January 03, 2024

5 Countries That No Longer Exist

Countries make up the world, from distinct regional dialects and cultures shared across an area, to geopolitics and international trade. Borders aren’t merely a line of demarcation to show where one nation starts and another ends, but a pragmatic way to determine boundaries.

That is, until a country is no more, and maps need to be redrawn.

Here are five countries that no longer exist:


The Federal Democratic Republic of Ethiopia was once known as Abyssinia, named after the Abyssinians found mostly around present-day Ethiopia and neighboring Eritrea during the 13th century. Abyssinia became Ethiopia over time through multiple treaties with the United States of America and Britain, starting in 1926.

The country endured several invasions, Muslim-Christian conflicts – due to its proximity to the Middle East – and World War II. Despite all these conflicts, Ethiopia finally gained its independence on 21 August 1995.


The island state situated off the coast of India has a history going all the way back to the sixth century, when the Sinhalese people decided to set up camp and live there in peace. That is, until the Tamil kingdom from the mainland took over in the 15th century.

The following centuries saw the Portuguese, Dutch and British fighting over it. Originally called Ceylon, it eventually became its own nation on 4 February 1948, taking the name “Sri Lanka” from the original people who once inhabited it.

The Republic of Texas

Once upon a time, the “Lone Star State” was its own country after it declared itself independent from the Republic of Mexico on 2 March 1836. It applied for annexation to the United States of America (USA)in the same year, but was turned down.

Six years later, however, on 29 December 1845, the Republic of Texas was annexed into the USA, becoming the 28th state and thus gaining admission into the union.
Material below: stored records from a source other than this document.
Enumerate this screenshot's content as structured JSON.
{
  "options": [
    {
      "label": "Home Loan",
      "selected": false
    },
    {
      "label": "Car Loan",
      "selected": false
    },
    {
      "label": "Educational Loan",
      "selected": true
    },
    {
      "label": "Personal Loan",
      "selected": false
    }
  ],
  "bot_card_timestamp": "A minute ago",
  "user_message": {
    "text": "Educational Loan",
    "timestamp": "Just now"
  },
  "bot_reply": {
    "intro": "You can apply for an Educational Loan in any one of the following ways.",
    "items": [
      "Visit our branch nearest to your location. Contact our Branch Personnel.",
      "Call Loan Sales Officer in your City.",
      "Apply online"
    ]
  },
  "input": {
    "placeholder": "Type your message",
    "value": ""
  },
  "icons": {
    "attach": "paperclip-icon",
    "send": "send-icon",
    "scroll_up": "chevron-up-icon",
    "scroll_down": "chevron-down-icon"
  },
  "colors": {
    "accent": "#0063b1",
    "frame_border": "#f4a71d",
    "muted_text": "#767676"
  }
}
Union of Soviet Socialist Republics (USSR)

The most powerful federal union of states in the world started its existence in 1922, after the October Revolution of 1917 saw the Bolshevik revolutionaries overthrow the House of Romanov of the Russian Empire.

The USSR endured a man-made famine in 1932, as well as World War II which ended in 1945; two years later, it entered into a Cold War with the USA that ended in 1989, but it was in 1991 that the USSR saw its demise after a failed coup by hardcore communists, which led to the last Soviet leader, Mikhail Gorbachev, resigning from office.


The Democratic Republic of Congo was once known as the Republic of Zaire in 1971. Its name was derived from the Congo River that flows through the region.

A popular uprising by the Congolese people saw the Belgium authorities surrender power to the
local populace and the country gained its independence on 30 June 1960. The change in name arrived after the conflict between Laurent-Desire Kabila’s militia and president Mobuto Sese Seko’s security forces in 1996, leaving the former in charge.